In an article published in honor of the exhibition "Shaping Memory," which was displayed three years ago at the Ascola gallery in Tel Aviv, cultural expert Sigal Barnir wrote that "this forest that has today become our `natural' landscape, covers over the landscape encountered by the first Zionists when they arrived in Israel, the landscape that Ben-Gurion called the shame of the wilderness - a landscape that was foreign to them, threatening, disappointing. This feeling of foreignness was in contradiction to the feeling that this place has always belonged to the Jewish people, and still does. The afforestation activity played a central role in forming a new identity for the place, while erasing and ignoring the Palestinian landscape and texture of life. While the forests covered natural landscape and left no reminder or remainder of the villages that had been erased, they were turned into a collective Jewish memorial space."

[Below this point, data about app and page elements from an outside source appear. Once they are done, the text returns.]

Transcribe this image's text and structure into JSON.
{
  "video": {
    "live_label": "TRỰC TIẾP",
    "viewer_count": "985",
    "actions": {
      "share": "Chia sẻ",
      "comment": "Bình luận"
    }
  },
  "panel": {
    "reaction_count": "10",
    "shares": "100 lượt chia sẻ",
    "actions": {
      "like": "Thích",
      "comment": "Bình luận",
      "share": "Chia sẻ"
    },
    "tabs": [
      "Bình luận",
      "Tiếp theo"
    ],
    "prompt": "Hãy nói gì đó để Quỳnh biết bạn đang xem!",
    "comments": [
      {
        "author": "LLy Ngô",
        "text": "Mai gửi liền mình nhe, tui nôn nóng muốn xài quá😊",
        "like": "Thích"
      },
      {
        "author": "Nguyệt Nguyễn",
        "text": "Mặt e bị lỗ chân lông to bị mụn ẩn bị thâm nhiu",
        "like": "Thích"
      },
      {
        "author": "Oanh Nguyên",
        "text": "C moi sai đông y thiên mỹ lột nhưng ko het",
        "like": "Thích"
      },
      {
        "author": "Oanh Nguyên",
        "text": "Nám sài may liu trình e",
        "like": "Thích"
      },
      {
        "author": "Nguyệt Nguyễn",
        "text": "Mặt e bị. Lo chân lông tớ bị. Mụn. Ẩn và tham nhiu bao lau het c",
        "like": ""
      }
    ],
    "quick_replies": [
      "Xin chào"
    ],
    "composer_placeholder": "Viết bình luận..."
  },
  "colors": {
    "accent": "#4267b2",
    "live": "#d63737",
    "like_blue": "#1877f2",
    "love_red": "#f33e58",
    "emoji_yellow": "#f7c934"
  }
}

Perpetuating memory in forests, says Barnir during a walk in the JNF forests in honor of Tu Bishvat - forests that seemed enchanted, as in a Northern European fairy tale, rising above a white cloud that floated over the hills - is a Jewish-Israeli phenomenon. It has few precedents of similar dimensions anywhere in the world - with the ironic exception of Germany after World War I. Barnir wrote her article about perpetuating memory in the JNF forests during Israel's 50th anniversary year, a year particularly fraught with memorialization. She ended it with these words: "On the personal level, the desire to be memorialized in a forest is understandable. But we have to reexamine the significance of the experience of memorializing and of death in the forest, which casts a shadow over the feeling of freedom of being out in the open spaces. When we create a public space that is sanctified and dedicated [to the dead], aren't we denying ourselves the possibility of a normal life of tranquillity in nature, of peace?"